By John Affleck
While it was a huge sporting event in the United States in the years after the Civil War and was an early Olympic event, racewalking has been regarded for decades as something of a joke – at least in America. An episode of the sitcom “Malcolm in the Middle” was devoted to poking fun at it. The NCAA doesn’t hold a racewalking championship. Sports broadcaster Bob Costas once compared it to a contest to see who could whisper the loudest.
Still, racewalking is an Olympic event, with three medal events held at every Summer Games – and each of the golds counting just as much as the ones that adorn the neck of Michael Phelps.
Today, the races contested at the Olympics are 20 kilometers for both men and women and a 50-kilometer race just for men. The 20-kilometer men’s race was won on August 12 by China’s Wang Zhen with a time of 1 hour, 19 minutes, 14 seconds – a 6:20 mile pace that would win a fair number of 5-kilometer running races in the United States.
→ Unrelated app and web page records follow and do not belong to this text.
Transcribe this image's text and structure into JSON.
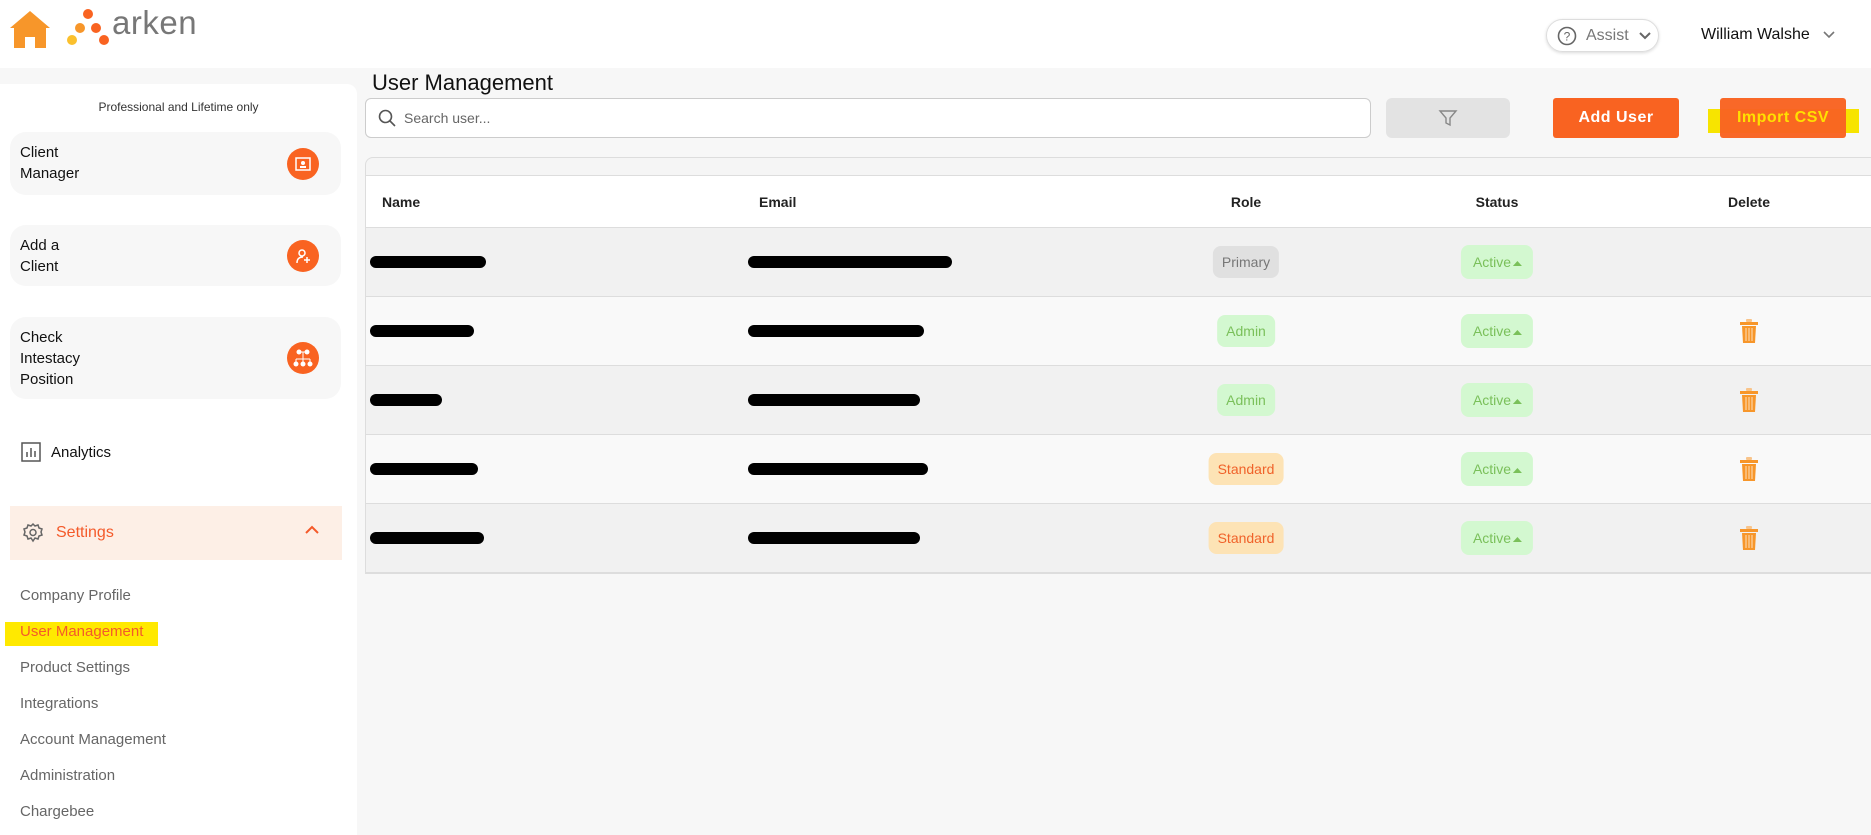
{
  "header": {
    "logo_text": "arken",
    "assist_label": "Assist",
    "user_name": "William Walshe"
  },
  "sidebar": {
    "plan_note": "Professional and Lifetime only",
    "cards": [
      {
        "label_lines": [
          "Client",
          "Manager"
        ]
      },
      {
        "label_lines": [
          "Add a",
          "Client"
        ]
      },
      {
        "label_lines": [
          "Check",
          "Intestacy",
          "Position"
        ]
      }
    ],
    "analytics": "Analytics",
    "settings": "Settings",
    "submenu": [
      "Company Profile",
      "User Management",
      "Product Settings",
      "Integrations",
      "Account Management",
      "Administration",
      "Chargebee"
    ],
    "active_submenu": "User Management"
  },
  "main": {
    "title": "User Management",
    "search_placeholder": "Search user...",
    "add_user": "Add User",
    "import_csv": "Import CSV",
    "columns": [
      "Name",
      "Email",
      "Role",
      "Status",
      "Delete"
    ],
    "rows": [
      {
        "role": "Primary",
        "status": "Active"
      },
      {
        "role": "Admin",
        "status": "Active"
      },
      {
        "role": "Admin",
        "status": "Active"
      },
      {
        "role": "Standard",
        "status": "Active"
      },
      {
        "role": "Standard",
        "status": "Active"
      }
    ]
  },
  "colors": {
    "accent": "#f96321",
    "highlight": "#ffe900",
    "active_green": "#7ac05a"
  }
}
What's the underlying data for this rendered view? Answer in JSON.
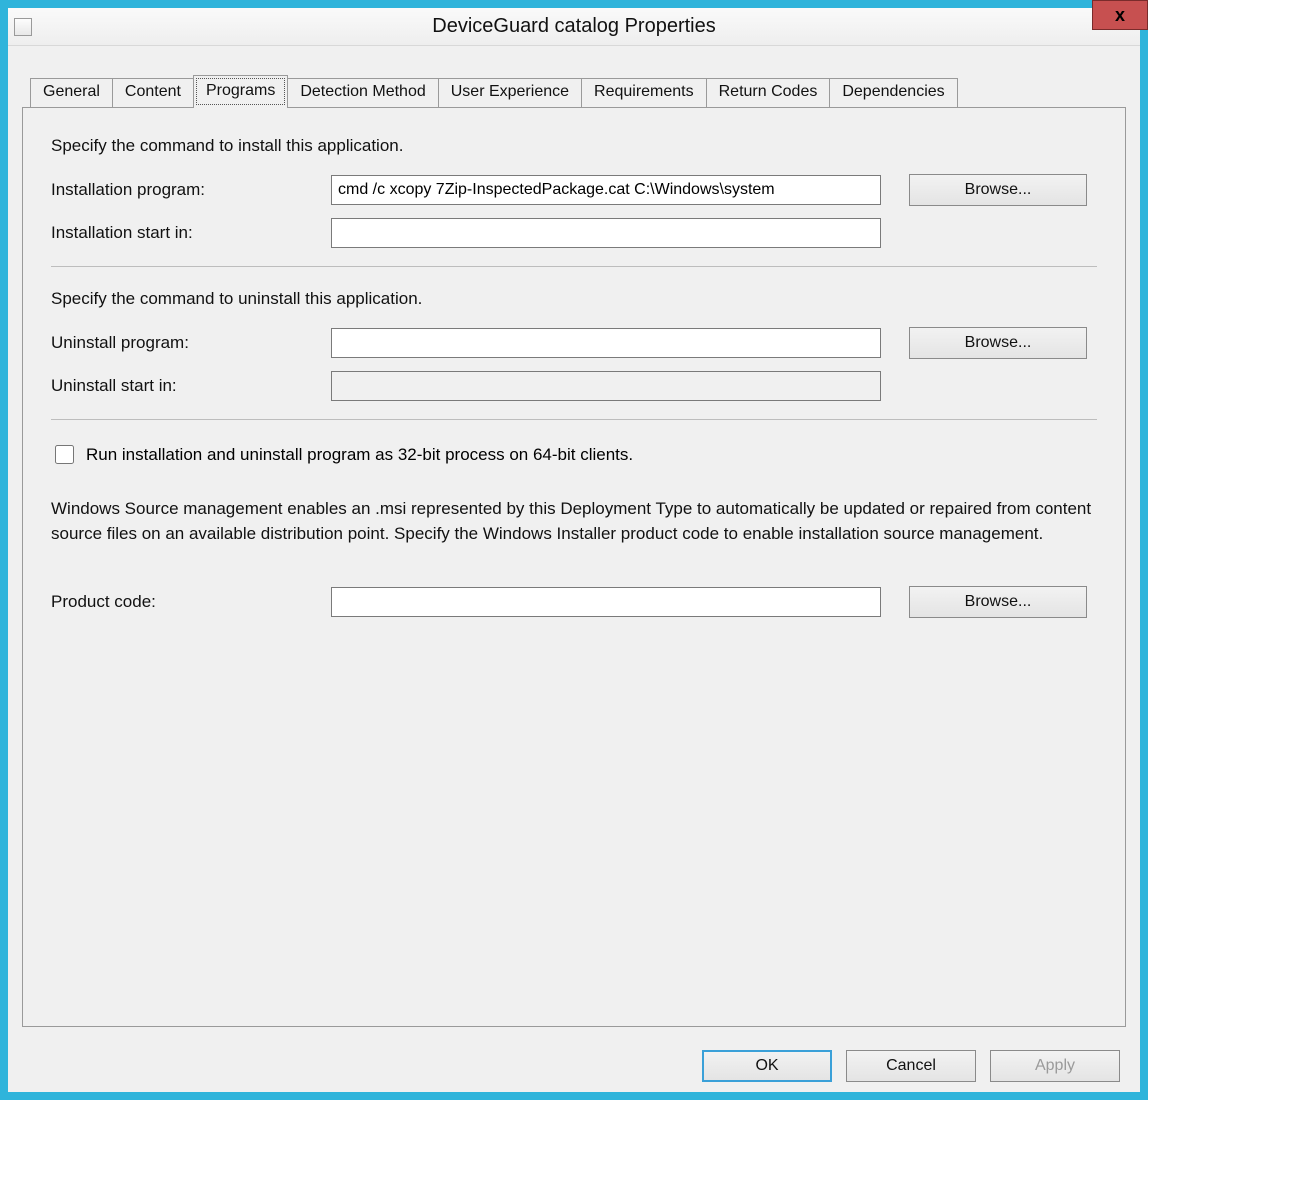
{
  "window": {
    "title": "DeviceGuard catalog Properties",
    "close_label": "x"
  },
  "tabs": [
    {
      "label": "General"
    },
    {
      "label": "Content"
    },
    {
      "label": "Programs",
      "active": true
    },
    {
      "label": "Detection Method"
    },
    {
      "label": "User Experience"
    },
    {
      "label": "Requirements"
    },
    {
      "label": "Return Codes"
    },
    {
      "label": "Dependencies"
    }
  ],
  "programs": {
    "install_section": "Specify the command to install this application.",
    "install_program_label": "Installation program:",
    "install_program_value": "cmd /c xcopy 7Zip-InspectedPackage.cat C:\\Windows\\system",
    "install_startin_label": "Installation start in:",
    "install_startin_value": "",
    "browse_install": "Browse...",
    "uninstall_section": "Specify the command to uninstall this application.",
    "uninstall_program_label": "Uninstall program:",
    "uninstall_program_value": "",
    "uninstall_startin_label": "Uninstall start in:",
    "uninstall_startin_value": "",
    "browse_uninstall": "Browse...",
    "run32_label": "Run installation and uninstall program as 32-bit process on 64-bit clients.",
    "run32_checked": false,
    "msi_desc": "Windows Source management enables an .msi represented by this Deployment Type to automatically be updated or repaired from content source files on an available distribution point. Specify the Windows Installer product code to enable installation source management.",
    "product_code_label": "Product code:",
    "product_code_value": "",
    "browse_product": "Browse..."
  },
  "footer": {
    "ok": "OK",
    "cancel": "Cancel",
    "apply": "Apply"
  }
}
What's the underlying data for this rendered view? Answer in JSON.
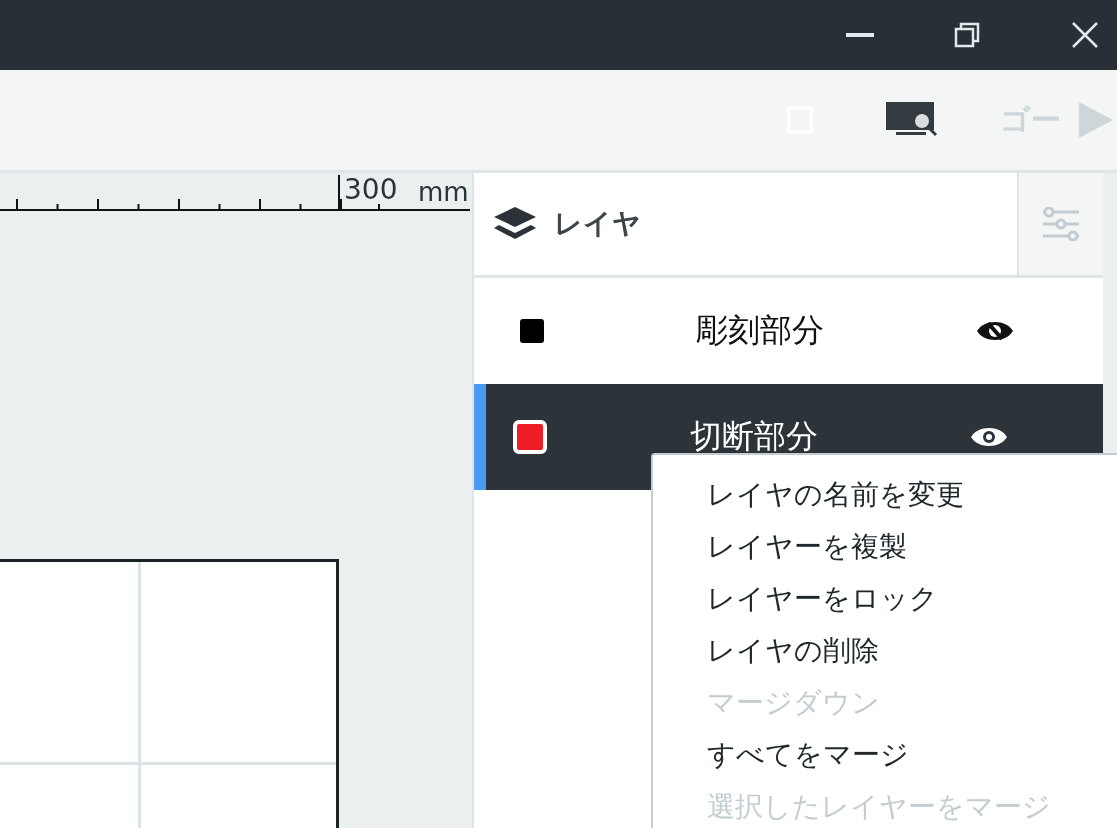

The other two events take place August 19.
It may look odd, but racewalking has an interesting past and a controversial present, along with quirky rules that make it unique among track and field events.